Repeat, word for word, all the data that follows, and exclude the pictures.

Records: Begin

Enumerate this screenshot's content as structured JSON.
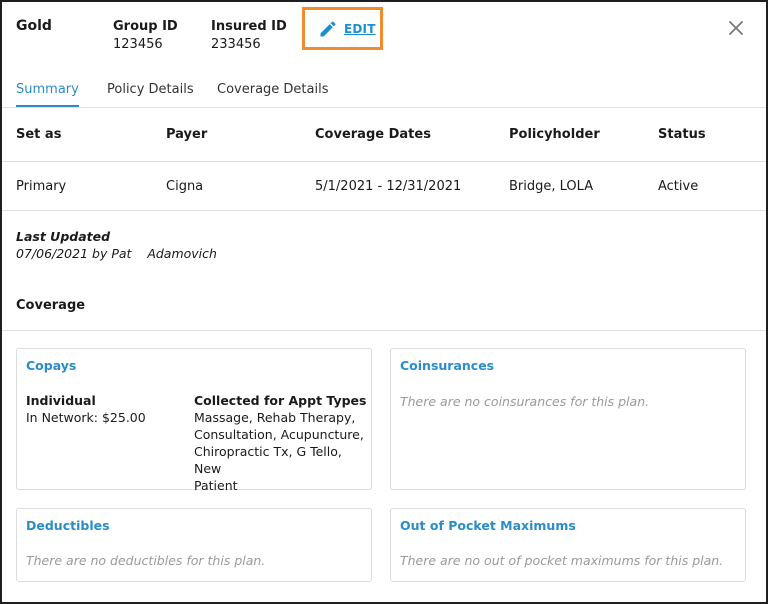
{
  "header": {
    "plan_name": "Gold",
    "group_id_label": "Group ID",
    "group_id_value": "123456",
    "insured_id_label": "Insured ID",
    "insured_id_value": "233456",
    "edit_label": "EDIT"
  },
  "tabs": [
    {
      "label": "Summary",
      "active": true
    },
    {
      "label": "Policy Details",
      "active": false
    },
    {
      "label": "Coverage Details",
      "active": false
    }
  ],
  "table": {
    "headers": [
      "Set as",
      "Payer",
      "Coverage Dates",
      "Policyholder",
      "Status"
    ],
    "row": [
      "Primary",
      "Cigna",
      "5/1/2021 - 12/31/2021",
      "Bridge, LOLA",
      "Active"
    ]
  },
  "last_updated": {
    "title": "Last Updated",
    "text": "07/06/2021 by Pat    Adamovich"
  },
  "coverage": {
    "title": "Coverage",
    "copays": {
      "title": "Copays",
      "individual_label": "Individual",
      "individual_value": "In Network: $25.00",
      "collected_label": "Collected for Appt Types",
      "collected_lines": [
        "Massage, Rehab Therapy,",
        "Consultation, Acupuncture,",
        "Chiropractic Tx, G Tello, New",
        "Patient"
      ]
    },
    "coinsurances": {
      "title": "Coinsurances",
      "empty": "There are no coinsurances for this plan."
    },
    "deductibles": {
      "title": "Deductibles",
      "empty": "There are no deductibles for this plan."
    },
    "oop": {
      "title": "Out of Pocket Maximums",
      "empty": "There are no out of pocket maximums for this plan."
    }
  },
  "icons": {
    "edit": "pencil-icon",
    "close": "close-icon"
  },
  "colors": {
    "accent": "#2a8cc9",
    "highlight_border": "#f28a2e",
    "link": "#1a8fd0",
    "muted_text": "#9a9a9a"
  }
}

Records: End

◆ **Result**:
Enumerate this screenshot's content as structured JSON.
{
  "header": {
    "plan_name": "Gold",
    "group_id_label": "Group ID",
    "group_id_value": "123456",
    "insured_id_label": "Insured ID",
    "insured_id_value": "233456",
    "edit_label": "EDIT"
  },
  "tabs": [
    {
      "label": "Summary",
      "active": true
    },
    {
      "label": "Policy Details",
      "active": false
    },
    {
      "label": "Coverage Details",
      "active": false
    }
  ],
  "table": {
    "headers": [
      "Set as",
      "Payer",
      "Coverage Dates",
      "Policyholder",
      "Status"
    ],
    "row": [
      "Primary",
      "Cigna",
      "5/1/2021 - 12/31/2021",
      "Bridge, LOLA",
      "Active"
    ]
  },
  "last_updated": {
    "title": "Last Updated",
    "text": "07/06/2021 by Pat    Adamovich"
  },
  "coverage": {
    "title": "Coverage",
    "copays": {
      "title": "Copays",
      "individual_label": "Individual",
      "individual_value": "In Network: $25.00",
      "collected_label": "Collected for Appt Types",
      "collected_lines": [
        "Massage, Rehab Therapy,",
        "Consultation, Acupuncture,",
        "Chiropractic Tx, G Tello, New",
        "Patient"
      ]
    },
    "coinsurances": {
      "title": "Coinsurances",
      "empty": "There are no coinsurances for this plan."
    },
    "deductibles": {
      "title": "Deductibles",
      "empty": "There are no deductibles for this plan."
    },
    "oop": {
      "title": "Out of Pocket Maximums",
      "empty": "There are no out of pocket maximums for this plan."
    }
  },
  "icons": {
    "edit": "pencil-icon",
    "close": "close-icon"
  },
  "colors": {
    "accent": "#2a8cc9",
    "highlight_border": "#f28a2e",
    "link": "#1a8fd0",
    "muted_text": "#9a9a9a"
  }
}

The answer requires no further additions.